The Russian military quickly sent the S-400s to the base and warned that it would fend off any threat to its aircraft. Moscow also punished Turkey by imposing an array of economic sanctions, including a ban on the sale of package tours.

To augment the air defences, Russia has kept a navy ship carrying long-range air defence missiles off the Syrian shore. And Russian fighter jets have begun escorting strike jets on their combat missions to fend off any air threat.

Milos Krivokapic in Paris contributed to this report



Advertisements

Latest Canada & World News

  • Quebec City police say two-year-old girl was stabbed to death

    Canada News CTV News
    QUEBEC -- Police say a two-year-old Quebec girl who died in hospital after being found in a garbage can had been stabbed. Rosalie Gagnon's mother was charged Thursday with arson, mischief and obstructing the work of a police officer in the infant's death. Source
  • Quebec school boards say they're not ready for new surge of asylum seekers

    Canada News CTV News
    MONTREAL -- Quebec schools are feeling the pressure as asylum-seeking families with young children continue to cross the U.S. border into the province. A spokeswoman for one of Montreal's largest school boards says it has had a record number of new students this past year, including some 700 who are asylum seekers. Source
  • Toddler found dead in Quebec City had been stabbed, police confirm

    Canada News CBC News
    Quebec City police say they now have the autopsy results for two-year-old Rosalie Gagnon, found dead in a garbage bin Wednesday, confirming she was stabbed to death. Police are asking residents whose garbage bins have gone missing and who live on or near de Gaulle Avenue to contact 911. Source
  • Supreme court changes guidelines for international child custody cases

    Canada News CTV News
    Canada's top court is issuing new guidelines on how international custody disputes should be judged, saying "all relevant circumstances" should be taken into account when deciding what country a child should live in. The direction from the Supreme Court of Canada comes in a ruling on a custody battle involving parents who clashed on whether their children should live in Canada or Germany. Source
  • Parliament Hill plays host to last annual marijuana rally before legalization

    Canada News CTV News
    OTTAWA -- Cannabis enthusiasts are gathering en masse on Parliament Hill to mark the annual marijuana celebration known as 4-20. The event marks the last time pot users will flock to the Hill to celebrate cannabis culture in late April before the federal government legalizes recreational marijuana later this summer. Source
  • Man accused of student murder not fit for trial: court

    Canada News CTV News
    NEW WESTMINSTER, B.C. -- A man accused of murdering a student at a high school in Abbotsford, B.C., has been found unfit to stand trial because of his mental state. B.C. Supreme Court Justice Heather Holmes said Friday that the variability of Gabriel Klein's mental illness must be taken into account. Source
  • A look at each province's rules for marijuana legalization
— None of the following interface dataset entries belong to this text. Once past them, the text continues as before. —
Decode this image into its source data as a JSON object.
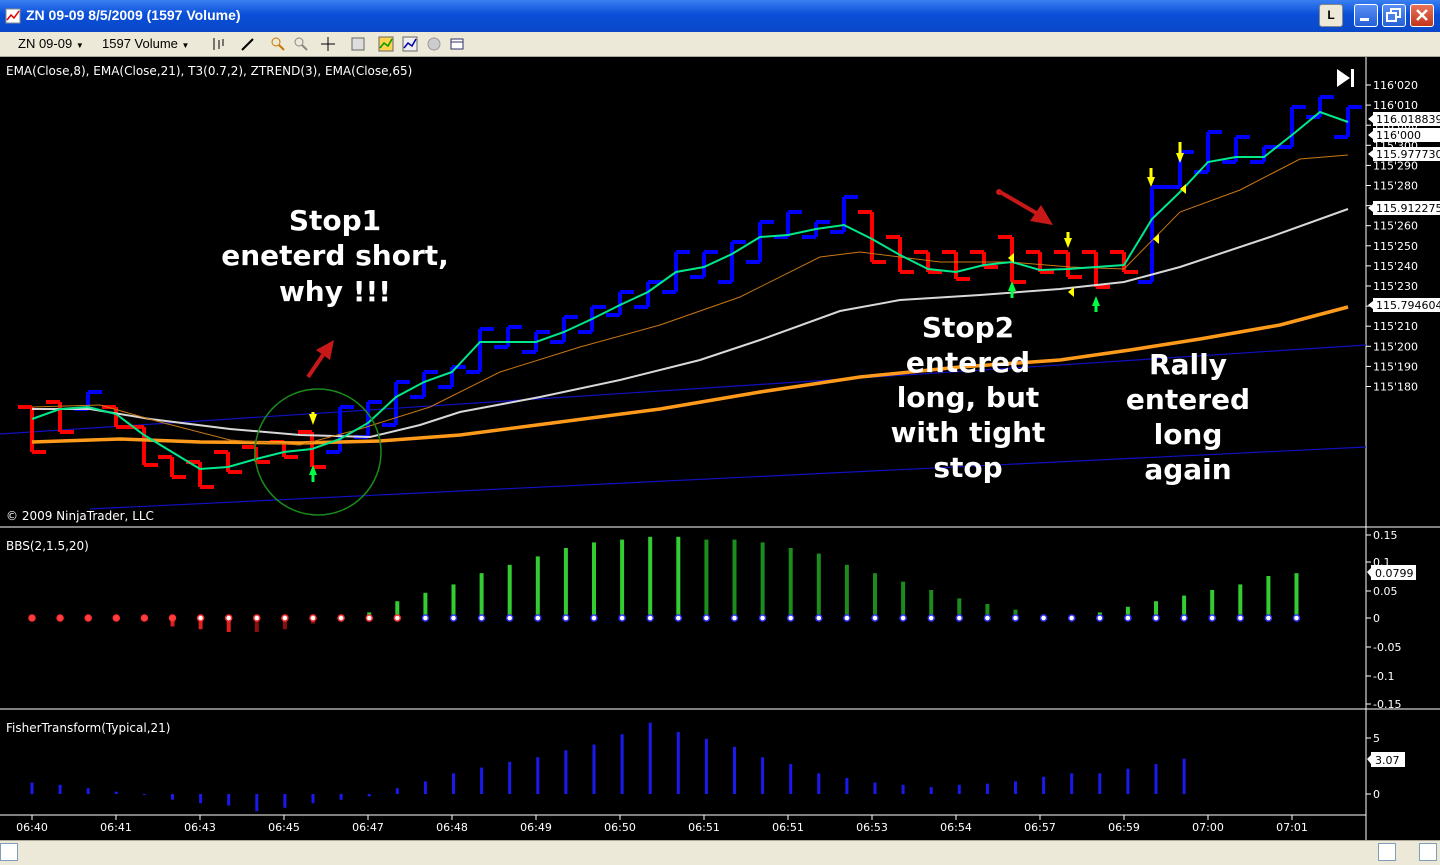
{
  "window": {
    "title": "ZN 09-09  8/5/2009 (1597 Volume)",
    "btn_l": "L"
  },
  "toolbar": {
    "instrument": "ZN 09-09",
    "period": "1597 Volume"
  },
  "price_panel": {
    "indicator_label": "EMA(Close,8),  EMA(Close,21),  T3(0.7,2),  ZTREND(3),  EMA(Close,65)",
    "copyright": "© 2009 NinjaTrader, LLC",
    "axis_ticks": [
      "116'020",
      "116'010",
      "116'000",
      "115'300",
      "115'290",
      "115'280",
      "115'270",
      "115'260",
      "115'250",
      "115'240",
      "115'230",
      "115'220",
      "115'210",
      "115'200",
      "115'190",
      "115'180"
    ],
    "price_markers": [
      "116.018839",
      "116'000",
      "115.977730",
      "115.912275",
      "115.794604"
    ],
    "annotations": [
      {
        "lines": [
          "Stop1",
          "eneterd short,",
          "why !!!"
        ]
      },
      {
        "lines": [
          "Stop2",
          "entered",
          "long, but",
          "with tight",
          "stop"
        ]
      },
      {
        "lines": [
          "Rally",
          "entered",
          "long",
          "again"
        ]
      }
    ]
  },
  "bbs_panel": {
    "label": "BBS(2,1.5,20)",
    "axis_ticks": [
      "0.15",
      "0.1",
      "0.05",
      "0",
      "-0.05",
      "-0.1",
      "-0.15"
    ],
    "marker": "0.0799"
  },
  "fisher_panel": {
    "label": "FisherTransform(Typical,21)",
    "axis_ticks": [
      "5",
      "0"
    ],
    "marker": "3.07"
  },
  "time_axis": [
    "06:40",
    "06:41",
    "06:43",
    "06:45",
    "06:47",
    "06:48",
    "06:49",
    "06:50",
    "06:51",
    "06:51",
    "06:53",
    "06:54",
    "06:57",
    "06:59",
    "07:00",
    "07:01"
  ],
  "colors": {
    "up": "#0000ff",
    "down": "#ff0000",
    "ema8": "#00e88c",
    "ema21": "#c87814",
    "ema65": "#ff9a1a",
    "t3": "#d8d8d8",
    "ztrend": "#1010c0",
    "bbs_up": "#33cc33",
    "bbs_down": "#dd2020"
  },
  "chart_data": [
    {
      "type": "bar",
      "title": "ZN 09-09 8/5/2009 (1597 Volume)",
      "categories": [
        "06:40",
        "06:41",
        "06:43",
        "06:45",
        "06:47",
        "06:48",
        "06:49",
        "06:50",
        "06:51",
        "06:51",
        "06:53",
        "06:54",
        "06:57",
        "06:59",
        "07:00",
        "07:01"
      ],
      "series": [
        {
          "name": "EMA(Close,8)",
          "values": [
            115.209,
            115.213,
            115.192,
            115.199,
            115.225,
            115.249,
            115.264,
            115.282,
            115.284,
            115.271,
            115.266,
            115.266,
            115.295,
            116.005,
            116.018
          ]
        },
        {
          "name": "EMA(Close,65)",
          "values": [
            115.201,
            115.201,
            115.2,
            115.201,
            115.203,
            115.21,
            115.218,
            115.225,
            115.231,
            115.236,
            115.239,
            115.243,
            115.247,
            115.254,
            115.26
          ]
        }
      ]
    },
    {
      "type": "bar",
      "title": "BBS(2,1.5,20)",
      "ylim": [
        -0.15,
        0.15
      ],
      "values": [
        0.003,
        0.002,
        0,
        0,
        -0.005,
        -0.015,
        -0.02,
        -0.025,
        -0.025,
        -0.02,
        -0.01,
        0,
        0.01,
        0.03,
        0.045,
        0.06,
        0.08,
        0.095,
        0.11,
        0.125,
        0.135,
        0.14,
        0.145,
        0.145,
        0.14,
        0.14,
        0.135,
        0.125,
        0.115,
        0.095,
        0.08,
        0.065,
        0.05,
        0.035,
        0.025,
        0.015,
        0.005,
        0.005,
        0.01,
        0.02,
        0.03,
        0.04,
        0.05,
        0.06,
        0.075,
        0.08
      ]
    },
    {
      "type": "bar",
      "title": "FisherTransform(Typical,21)",
      "values": [
        1,
        0.8,
        0.5,
        0.2,
        0,
        -0.5,
        -0.8,
        -1,
        -1.5,
        -1.2,
        -0.8,
        -0.5,
        -0.2,
        0.5,
        1.1,
        1.8,
        2.3,
        2.8,
        3.2,
        3.8,
        4.3,
        5.2,
        6.2,
        5.4,
        4.8,
        4.1,
        3.2,
        2.6,
        1.8,
        1.4,
        1,
        0.8,
        0.6,
        0.8,
        0.9,
        1.1,
        1.5,
        1.8,
        1.8,
        2.2,
        2.6,
        3.07
      ]
    }
  ]
}
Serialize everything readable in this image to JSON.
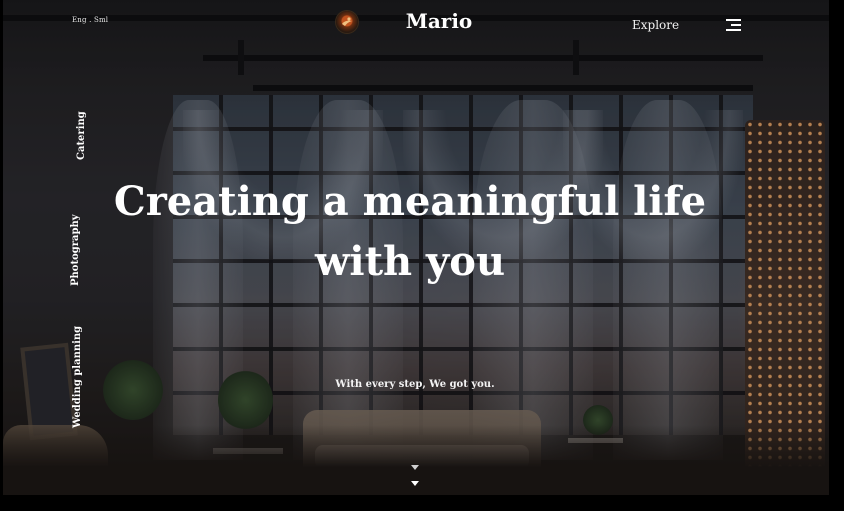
{
  "header": {
    "language_switch": "Eng . Sml",
    "brand": "Mario",
    "explore_label": "Explore",
    "logo_icon": "brand-logo-icon",
    "menu_icon": "hamburger-menu-icon"
  },
  "side_nav": {
    "items": [
      {
        "label": "Catering"
      },
      {
        "label": "Photography"
      },
      {
        "label": "Wedding planning"
      }
    ]
  },
  "hero": {
    "headline_line1": "Creating a meaningful life",
    "headline_line2": "with you",
    "tagline": "With every step, We got you.",
    "scroll_icon": "double-chevron-down-icon"
  },
  "colors": {
    "text": "#ffffff",
    "accent_logo": "#c0521e",
    "lights": "#ffb46e"
  }
}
    Canada News CTV News
    As cannabis culture is celebrated across Canada, the annual 4/20 day carries a special significance for Canadians this year, thanks to the promised legalization of marijuana that’s expected to take effect in the coming months. Source
  • Mourners lining up to pay final respects to Barbara Bush

    World News CTV News
    HOUSTON -- A spray of flowers covered the closed silver casket of former first lady Barbara Bush in the sanctuary of a Houston church as hundreds of mourners began arriving Friday to pay their final respects. Source
  • President George HW Bush greets mourners honouring his wife

    World News CTV News
    HOUSTON -- Former President George H.W. Bush surprisingly greeted some of the hundreds of mourners filing through a large Houston church on Friday as they paid final respects to his wife of 73 years, former first lady Barbara Bush. Source
  • Leaders approve Prince Charles to succeed Queen as Commonwealth head

    World News CBC News
    Prince Charles was approved to succeed Queen Elizabeth as head of the Commonwealth at a Friday meeting of the group's heads of government in the British town of Windsor. "We recognize the role of the Queen in championing the Commonwealth and its peoples," the Commonwealth leaders said in a statement. Source